See You on the Other Side

Studio Album by released in 2005

See You on the Other Side review

Korn has moved away from nu-metal significantly

Hate them or love them everybody has heard of nu-metal giants Korn, who have single-handedly created a new genre of metal music and who changed the face of heavy music throughout the late 1990's. Since 1994 Korn have released five albums as well as a Greatest Hits Vol. 1. Come 2005, the band have lost one half of their guitar-duo, Head, who has found the Lord Jesus as his savior and decided to give up playing in Korn. But the band themselves claim to be at their all-time best and have graced us with a follow-up to Take a Look in the Mirror with See You on the Other Side. From the first listen, it is easy to see the band has moved away from nu-metal significantly, with the major influences coming from Industrial sounding effects and instruments throughout the album. It is probably the most innovative album Korn's released since their unmatched self-titled effort. Although the guys have tried new musical styles here, they have maintained their ability to sound like no one else and at the same time keep the songs catchy. This latest effort by Korn seems to contain equal parts of heavy metal, industrial, porn rock, goth, and doom metal, and the mix actually works effectively.

More complex lyrics and improved singing skills

Seventh studio album from Jonathan Davis, James “Munky” Shaffer, Fieldy and David Silveria delivers a much cleaner sound than previous efforts. This new musical direction is evident on their first single Twisted Transistor, which is included here. By choosing to work with songwriting outfit the Matrix and Nine Inch Nails collaborator Atticus Ross, the band could have alienated core fans. But for the most part, the producers simply add audio garnishing to Korn's signature sound via loops and Pro Tools trickery. There is more of an electronic influence than the band has shown before though, likely because of Ross. In fact, Love Song has more in common with NIN than Korn. While the middle of the set gets bogged down in midtempo songs, Politics, Coming Undone and Hypocrites are worthy singles, while For No One and Liar will keep the old-school Korn fans happy. The band has taken it one step further by introducing more complex lyrics that run far deeper than any of the lyrics presented in their previous albums. Also Jonathan’s singing skills seem to have vastly improved, especially when drawn in comparison with Take a Look in the Mirror and Untouchables. He sings almost angelically and you can hear a burning passion behind his voice. Seen it All and Tearjerker really help to showcase just what Jonathan is capable of.

See You on the Other Side sounds like nothing Korn has done before

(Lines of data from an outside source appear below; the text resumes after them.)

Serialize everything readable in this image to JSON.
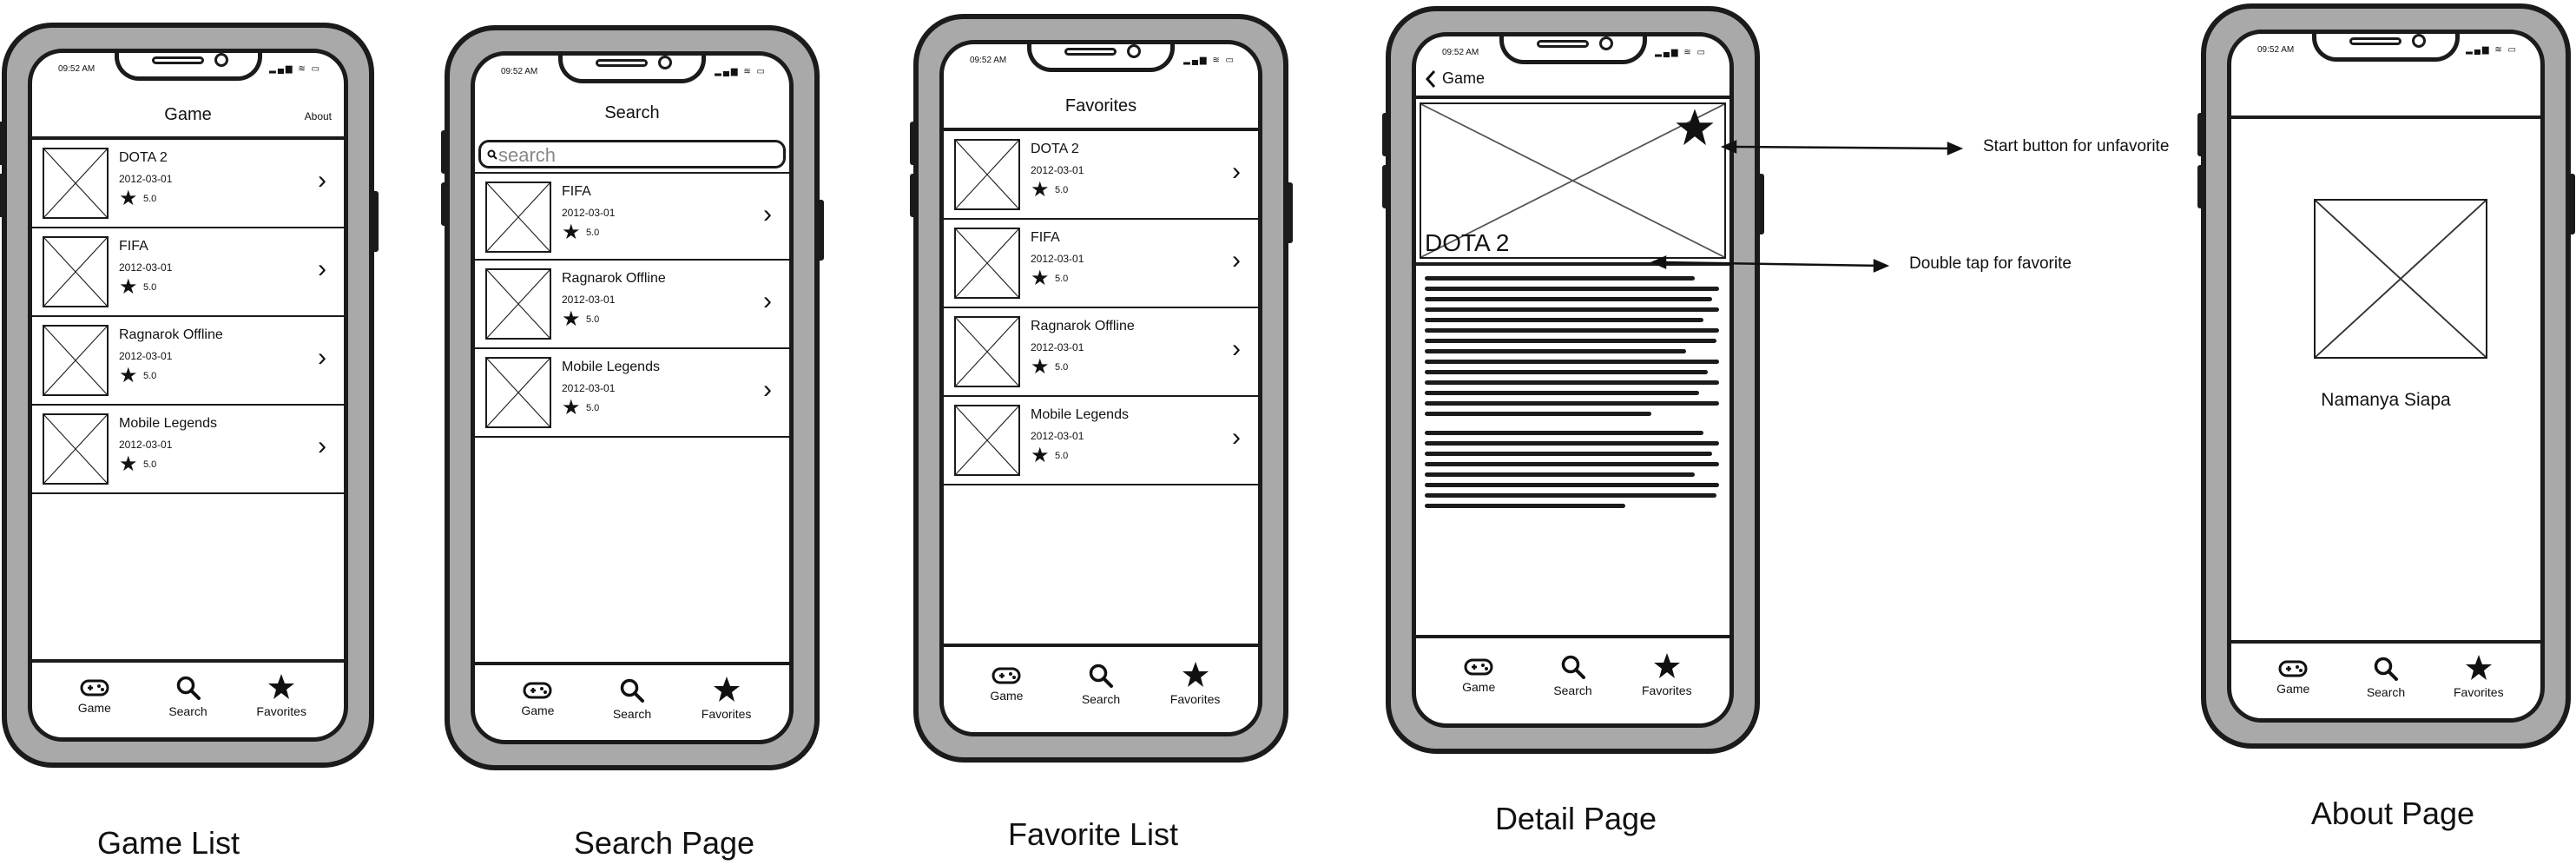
{
  "status": {
    "time": "09:52 AM",
    "icons": "▂▄▆ ≋ ▭"
  },
  "tabs": [
    {
      "label": "Game",
      "icon": "gamepad-icon"
    },
    {
      "label": "Search",
      "icon": "search-icon"
    },
    {
      "label": "Favorites",
      "icon": "star-icon"
    }
  ],
  "game_list": {
    "title": "Game",
    "about": "About",
    "caption": "Game List",
    "items": [
      {
        "name": "DOTA 2",
        "date": "2012-03-01",
        "rating": "5.0"
      },
      {
        "name": "FIFA",
        "date": "2012-03-01",
        "rating": "5.0"
      },
      {
        "name": "Ragnarok Offline",
        "date": "2012-03-01",
        "rating": "5.0"
      },
      {
        "name": "Mobile Legends",
        "date": "2012-03-01",
        "rating": "5.0"
      }
    ]
  },
  "search_page": {
    "title": "Search",
    "placeholder": "search",
    "caption": "Search Page",
    "items": [
      {
        "name": "FIFA",
        "date": "2012-03-01",
        "rating": "5.0"
      },
      {
        "name": "Ragnarok Offline",
        "date": "2012-03-01",
        "rating": "5.0"
      },
      {
        "name": "Mobile Legends",
        "date": "2012-03-01",
        "rating": "5.0"
      }
    ]
  },
  "favorite_list": {
    "title": "Favorites",
    "caption": "Favorite List",
    "items": [
      {
        "name": "DOTA 2",
        "date": "2012-03-01",
        "rating": "5.0"
      },
      {
        "name": "FIFA",
        "date": "2012-03-01",
        "rating": "5.0"
      },
      {
        "name": "Ragnarok Offline",
        "date": "2012-03-01",
        "rating": "5.0"
      },
      {
        "name": "Mobile Legends",
        "date": "2012-03-01",
        "rating": "5.0"
      }
    ]
  },
  "detail_page": {
    "back": "Game",
    "title": "DOTA 2",
    "caption": "Detail Page",
    "annotation_star": "Start button for unfavorite",
    "annotation_image": "Double tap for favorite"
  },
  "about_page": {
    "name": "Namanya Siapa",
    "caption": "About Page"
  }
}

Korn have redefined the parameters of heavy music, revolutionizing the genre by matching unsettling guitar textures and volcanic rhythms with jagged, introspective lyrics and intense vocal stylings. The band are one of the most popular hard rock acts in the world today with a dedicated fan base and widely acclaimed live performances. They have sold a total of 25 million albums worldwide to date. With See You on the Other SideKorn have produced something they haven't been able to successfully accomplish since Issues. The album flows well together and a wide range of musical techniques have been used to fill in the gap left by Head. This album sounds like nothing Korn has done before, and Jonathan's lyrics are about different subjects, rather than his life, including sex, politics and obviously the departure of Head. It’s the culmination of everything Korn have come to represent musically, morphed with an industrial-strength alter ego that’s been suppressed – until now. See You on the Other Side is more than the evolution of Korn, it’s an evolution of heavy. This album is one of the more surprising releases of 2005, and should give Korn some well-needed credit from the music world.